We’ll take a day off from bashing the draft curriculum, in order to bash the draft curriculum. This one’s not a Crash post, but it gets to the disfigured heart of the draft.
Yesterday, a good friend and colleague, let’s call him Mr. Big, threw a book at us. By Alexandre Borovik and Tony Gardiner, the book is called The Essence of Mathematics Through Elementary Problems. The book is free to download, and it is beautiful.
There is much to say about this book. It is, unsurprisingly, a collection of problems and solutions. By “elementary”, the authors mean, in the main, in the domain of secondary school mathematics. Note that “elementary” does not equate to “easy”, although there are easy problems as well.
The problems have been chosen with great care. As the authors write, the problems are included for two reasons:

 they constitute good mathematics
 they embody in a distilled form the quintessential spirit of elementary mathematics
As indicated by the the Table of Contents, the problems in The Essence of Mathematics are also arranged very carefully, by topic and in a roughly increasing level of conceptual depth, and the book includes interesting and insightful commentary. Their twenty problems and solutions embodying 3 – 1 = 2 is a beautiful illustration.
The Essence of Mathematics also contains an incredibly important message. Here is the very first problem in the book:
1(a) Compute for yourself, and learn by heart, the times tables up to 9 × 9.
Regular readers will know exactly where we’re going with this. Chapter 1 of Essential Mathematics is titled Mental Skills, it includes simple written skills as well, and the message is obvious. As the authors write,
The chapter is largely devoted to underlining the need for mastery of a repertoire of instantly available techniques, that can be used mentally, quickly, and flexibly to analyse less familiar problems at sight.
In particular, on their first problem,
Multiplication tables are important for many reasons. They allow us to appreciate directly, at first hand, the efficiency of our miraculous place value system – in which representing any number, and implementing any operation, are reduced to a combined mastery of
(i) the arithmetical behaviour of the ten digits 0–9, and
(ii) the index laws for powers of 10.
Fluency in mental and written arithmetic then leaves the mind free to notice, and to appreciate, the deeper patterns and structures which may be lurking just beneath the surface.

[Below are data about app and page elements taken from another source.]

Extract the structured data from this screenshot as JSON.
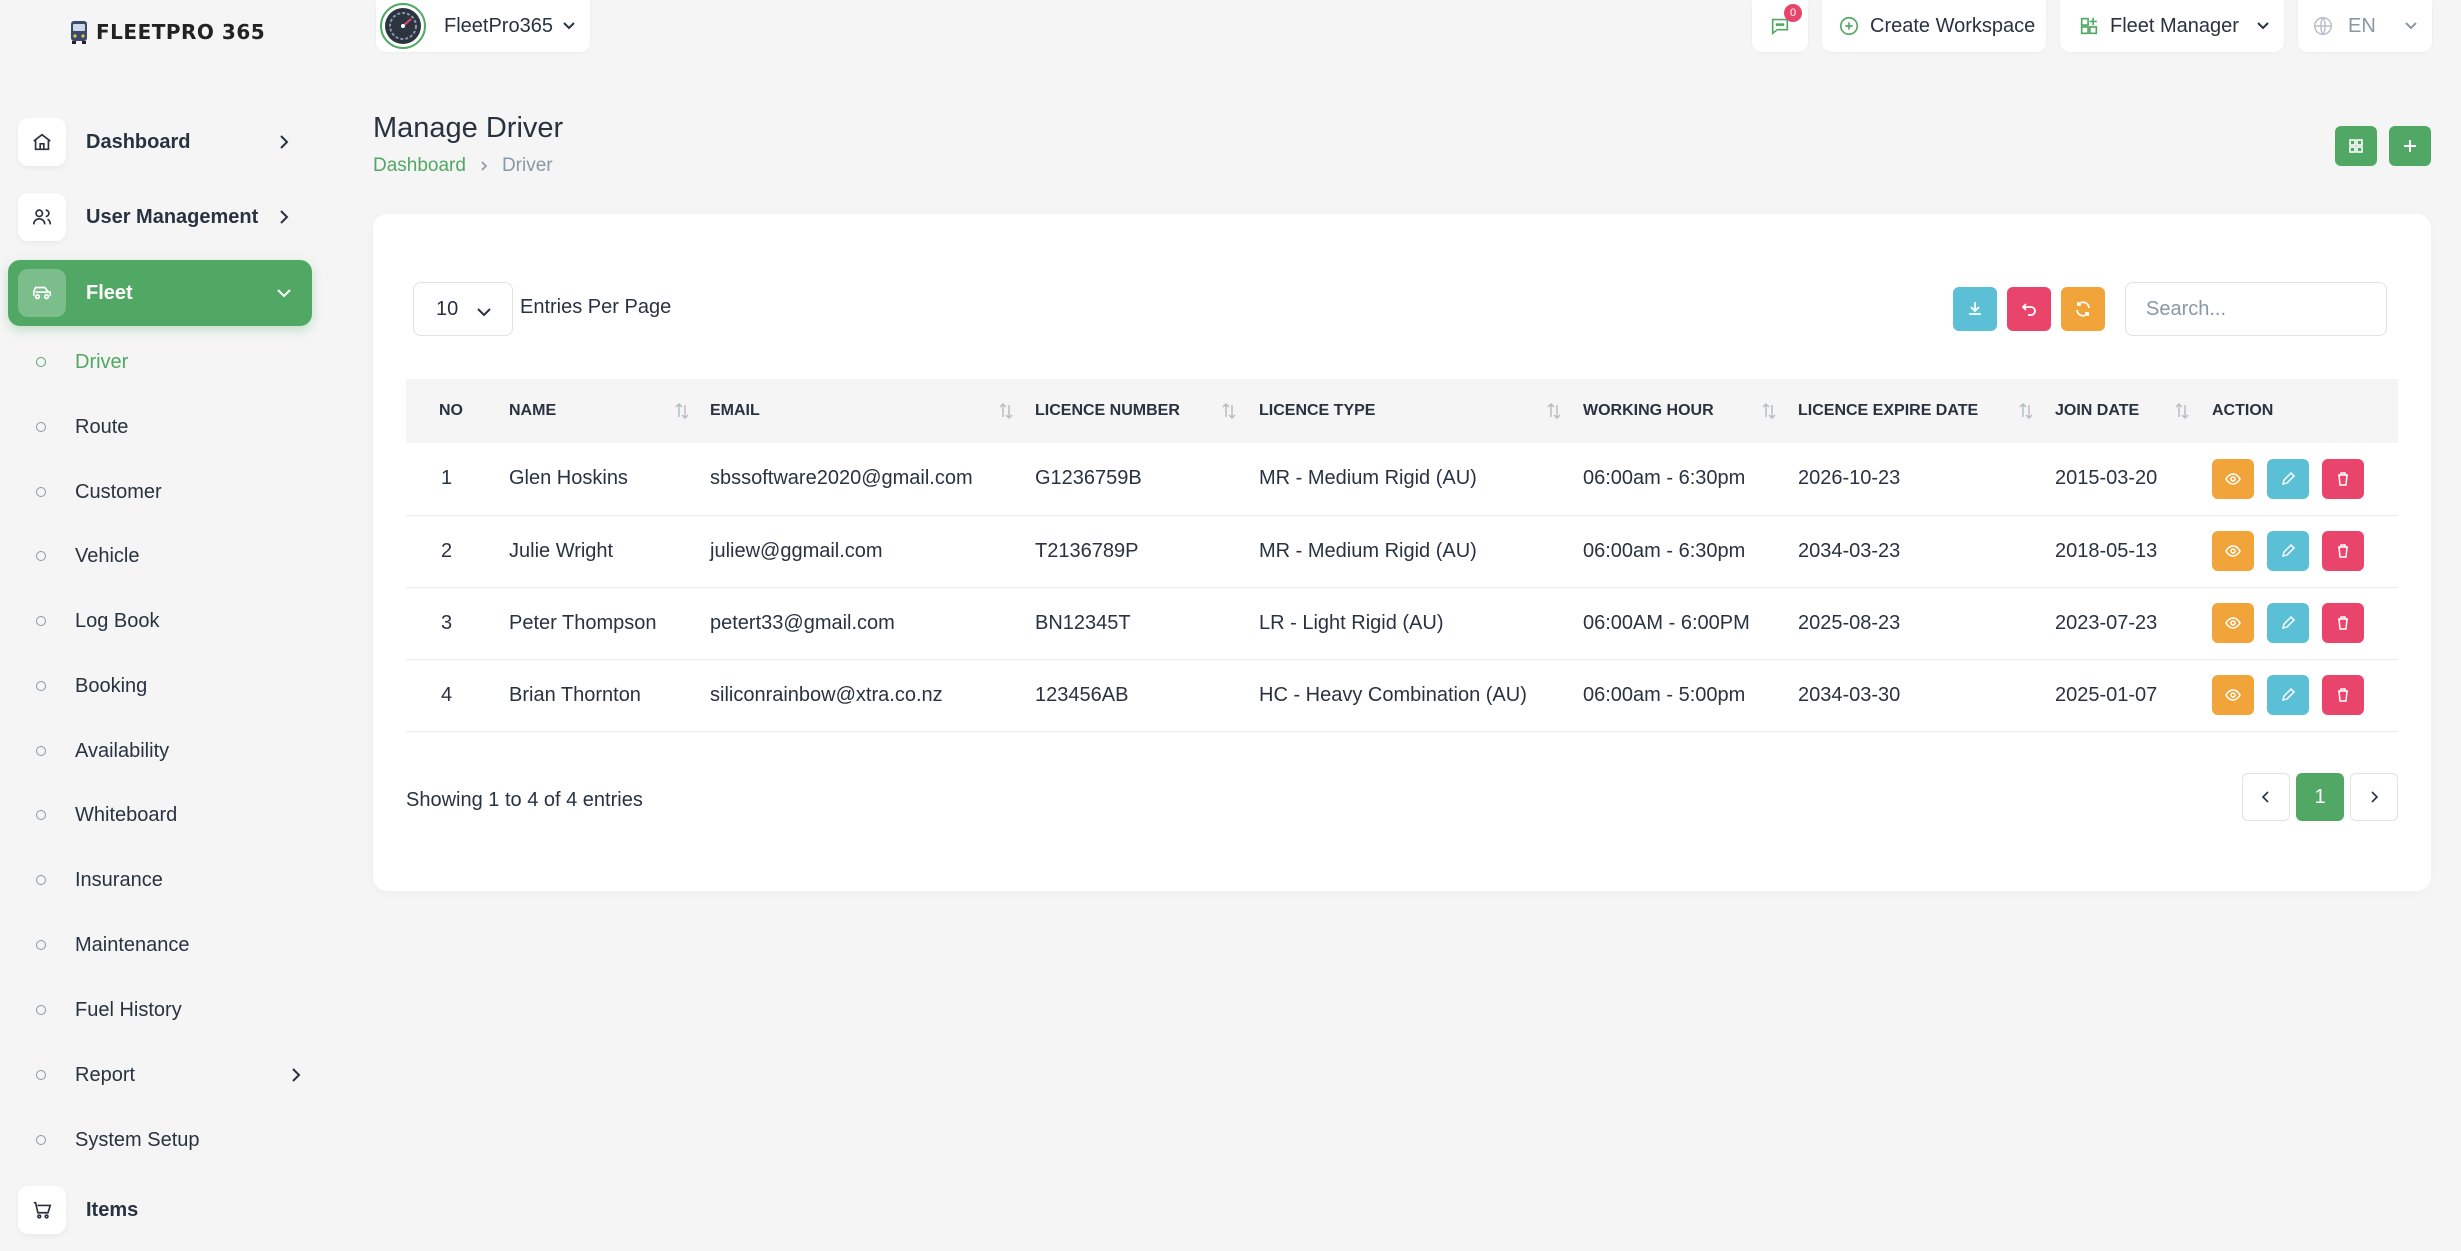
{
  "brand": {
    "logo_text": "FLEETPRO 365"
  },
  "sidebar": {
    "top_items": [
      {
        "label": "Dashboard",
        "icon": "home-icon"
      },
      {
        "label": "User Management",
        "icon": "users-icon"
      },
      {
        "label": "Fleet",
        "icon": "car-icon"
      }
    ],
    "sub_items": [
      {
        "label": "Driver"
      },
      {
        "label": "Route"
      },
      {
        "label": "Customer"
      },
      {
        "label": "Vehicle"
      },
      {
        "label": "Log Book"
      },
      {
        "label": "Booking"
      },
      {
        "label": "Availability"
      },
      {
        "label": "Whiteboard"
      },
      {
        "label": "Insurance"
      },
      {
        "label": "Maintenance"
      },
      {
        "label": "Fuel History"
      },
      {
        "label": "Report"
      },
      {
        "label": "System Setup"
      }
    ],
    "bottom_item": {
      "label": "Items",
      "icon": "cart-icon"
    }
  },
  "header": {
    "workspace_name": "FleetPro365",
    "message_count": "0",
    "create_workspace_label": "Create Workspace",
    "role_label": "Fleet Manager",
    "language": "EN"
  },
  "page": {
    "title": "Manage Driver",
    "breadcrumb": [
      "Dashboard",
      "Driver"
    ]
  },
  "table_controls": {
    "per_page_value": "10",
    "per_page_label": "Entries Per Page",
    "search_placeholder": "Search..."
  },
  "table": {
    "columns": [
      "NO",
      "NAME",
      "EMAIL",
      "LICENCE NUMBER",
      "LICENCE TYPE",
      "WORKING HOUR",
      "LICENCE EXPIRE DATE",
      "JOIN DATE",
      "ACTION"
    ],
    "rows": [
      [
        "1",
        "Glen Hoskins",
        "sbssoftware2020@gmail.com",
        "G1236759B",
        "MR - Medium Rigid (AU)",
        "06:00am - 6:30pm",
        "2026-10-23",
        "2015-03-20"
      ],
      [
        "2",
        "Julie Wright",
        "juliew@ggmail.com",
        "T2136789P",
        "MR - Medium Rigid (AU)",
        "06:00am - 6:30pm",
        "2034-03-23",
        "2018-05-13"
      ],
      [
        "3",
        "Peter Thompson",
        "petert33@gmail.com",
        "BN12345T",
        "LR - Light Rigid (AU)",
        "06:00AM - 6:00PM",
        "2025-08-23",
        "2023-07-23"
      ],
      [
        "4",
        "Brian Thornton",
        "siliconrainbow@xtra.co.nz",
        "123456AB",
        "HC - Heavy Combination (AU)",
        "06:00am - 5:00pm",
        "2034-03-30",
        "2025-01-07"
      ]
    ]
  },
  "footer": {
    "showing_text": "Showing 1 to 4 of 4 entries",
    "current_page": "1"
  },
  "colors": {
    "primary": "#51a864",
    "info": "#5bc0d5",
    "danger": "#e8446c",
    "warning": "#f0a43a"
  }
}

What does all this have to do with ACARA’s draft curriculum? Alas, nothing whatsoever.
The draft curriculum is the antithesis of Essence. The “problems” and “investigations” and “models” in the draft curriculum are anything but wellchosen, being typically sloppy and illdefined, with no clear direction or purpose. The draft curriculum also displays nothing but contempt for the prior mastery of basic facts and skills required for problemsolving, or anything.

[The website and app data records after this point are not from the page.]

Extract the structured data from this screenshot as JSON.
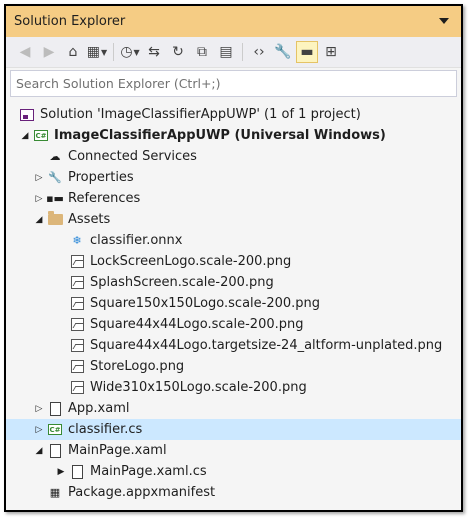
{
  "panel": {
    "title": "Solution Explorer",
    "search_placeholder": "Search Solution Explorer (Ctrl+;)"
  },
  "toolbar": {
    "icons": [
      "back-icon",
      "forward-icon",
      "home-icon",
      "switch-views-icon",
      "pending-changes-filter-icon",
      "sync-icon",
      "refresh-icon",
      "collapse-all-icon",
      "show-all-files-icon",
      "view-code-icon",
      "properties-icon",
      "preview-selected-icon",
      "class-view-icon"
    ]
  },
  "tree": {
    "solution": "Solution 'ImageClassifierAppUWP' (1 of 1 project)",
    "project": "ImageClassifierAppUWP (Universal Windows)",
    "connected_services": "Connected Services",
    "properties": "Properties",
    "references": "References",
    "assets": "Assets",
    "asset_files": [
      "classifier.onnx",
      "LockScreenLogo.scale-200.png",
      "SplashScreen.scale-200.png",
      "Square150x150Logo.scale-200.png",
      "Square44x44Logo.scale-200.png",
      "Square44x44Logo.targetsize-24_altform-unplated.png",
      "StoreLogo.png",
      "Wide310x150Logo.scale-200.png"
    ],
    "app_xaml": "App.xaml",
    "classifier_cs": "classifier.cs",
    "mainpage_xaml": "MainPage.xaml",
    "mainpage_xaml_cs": "MainPage.xaml.cs",
    "manifest": "Package.appxmanifest"
  },
  "colors": {
    "title_bar": "#f5cc84",
    "selection": "#cce8ff",
    "cs_icon": "#388a34",
    "folder": "#dcb67a"
  }
}
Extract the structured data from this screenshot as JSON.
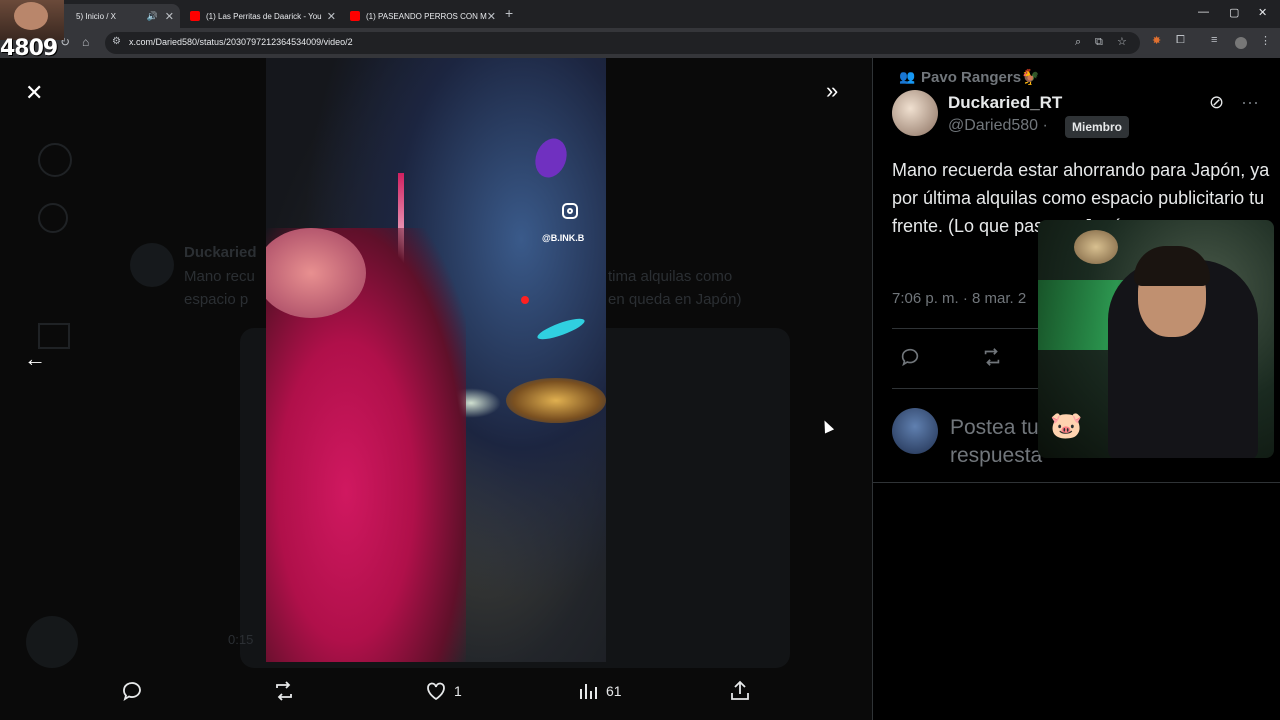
{
  "browser": {
    "tabs": [
      {
        "title": "5) Inicio / X",
        "favicon_color": "#1d1d1d"
      },
      {
        "title": "(1) Las Perritas de Daarick - You",
        "favicon_color": "#ff0000"
      },
      {
        "title": "(1) PASEANDO PERROS CON M",
        "favicon_color": "#ff0000"
      }
    ],
    "url": "x.com/Daried580/status/2030797212364534009/video/2"
  },
  "overlay": {
    "streamer_number": "4809"
  },
  "video": {
    "instagram_handle": "@B.INK.B"
  },
  "media_actions": {
    "like_count": "1",
    "views_count": "61"
  },
  "tweet": {
    "social_context": "Pavo Rangers🐓",
    "display_name": "Duckaried_RT",
    "handle": "@Daried580 ·",
    "badge": "Miembro",
    "text": "Mano recuerda estar ahorrando para Japón, ya por última alquilas como espacio publicitario tu frente. (Lo que pasa en Japón se",
    "timestamp": "7:06 p. m. · 8 mar. 2",
    "reply_placeholder": "Postea tu respuesta"
  },
  "background_ghost": {
    "name": "Duckaried",
    "line1": "Mano recu",
    "line2": "espacio p",
    "line3": "tima alquilas como",
    "line4": "en queda en Japón)",
    "time": "0:15"
  }
}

Essence is not a textbook, but the authors clearly see a large role for problemsolving in mathematics education, and, with genuine modesty, they can imagine their book as a natural supplement to a good curriculum. Such a role can mean slow and openended learning, or at least openended teaching:
Learning mathematics is a long game; and teachers and students need the freedom to digress, to look ahead, and to build slowly over time.

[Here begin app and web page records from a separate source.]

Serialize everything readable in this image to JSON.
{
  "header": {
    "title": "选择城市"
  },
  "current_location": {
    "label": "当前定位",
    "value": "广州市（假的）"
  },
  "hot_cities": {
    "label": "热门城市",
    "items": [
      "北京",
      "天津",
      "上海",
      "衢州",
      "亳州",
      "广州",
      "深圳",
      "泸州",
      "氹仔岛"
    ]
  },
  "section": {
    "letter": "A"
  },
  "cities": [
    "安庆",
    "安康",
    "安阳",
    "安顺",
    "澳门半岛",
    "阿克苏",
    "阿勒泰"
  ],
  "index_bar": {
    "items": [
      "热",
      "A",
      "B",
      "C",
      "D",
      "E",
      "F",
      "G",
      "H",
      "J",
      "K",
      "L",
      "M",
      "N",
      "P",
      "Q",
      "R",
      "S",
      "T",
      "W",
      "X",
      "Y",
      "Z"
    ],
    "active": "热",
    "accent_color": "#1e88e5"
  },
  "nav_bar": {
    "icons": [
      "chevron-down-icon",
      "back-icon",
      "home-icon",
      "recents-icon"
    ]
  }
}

The value of such digressions and explorations, however, does not negate the primary goal of mathematics education:
Teachers at each stage must be free to recognise that their primary responsibility is not just to improve their students’ performance on the next test, but to establish a firm platform on which subsequent stages can build. …
The effect [of political pressures] has been to downgrade the more important challenges which every student should face: namely

 of developing a robust mastery of new, forwardlooking techniques (such as fractions, proportion, and algebra), and
 of integrating the single steps students have at their disposal into larger, systematic schemes, so that they can begin to tackle and solve simple multistep problems.
Building systematic schemes out of the mastery of techniques. Or, there’s the alternative:
A didactical and pedagogical framework that is consistent with the essence, and the educational value of elementary mathematics cannot be rooted in false alternatives to mathematics (such as numeracy, or mathematical literacy).
There is problemsolving, and there is “problemsolving”. ACARA is shovelling the latter.
UPDATE (28/05/21)
Mrs. Big, AKA Mrs. Uncle Jezza, has given the draft curriculum a very good whack in the comments, below. As part of that, she has noted an excellent quotation that begins the Preface of Essential. The quotation is by Richard Courant and Herbert Robbins, and is from the Preface of their classic What is Mathematics?
“Understanding mathematics cannot be transmitted by painless entertainment … actual contact with the content of living mathematics is necessary. The present book … is not a concession to the dangerous tendency toward dodging all exertion.”
While we’re here, we’ll include another great quote, from the About section of Essential, by John von Neumann:
“Young man, in mathematics you don’t understand things. You just get used to them.”
Understanding is a fine goal, but it can also be a dangerously distracting goal. ACARA’s “deep understanding” is an absurdity.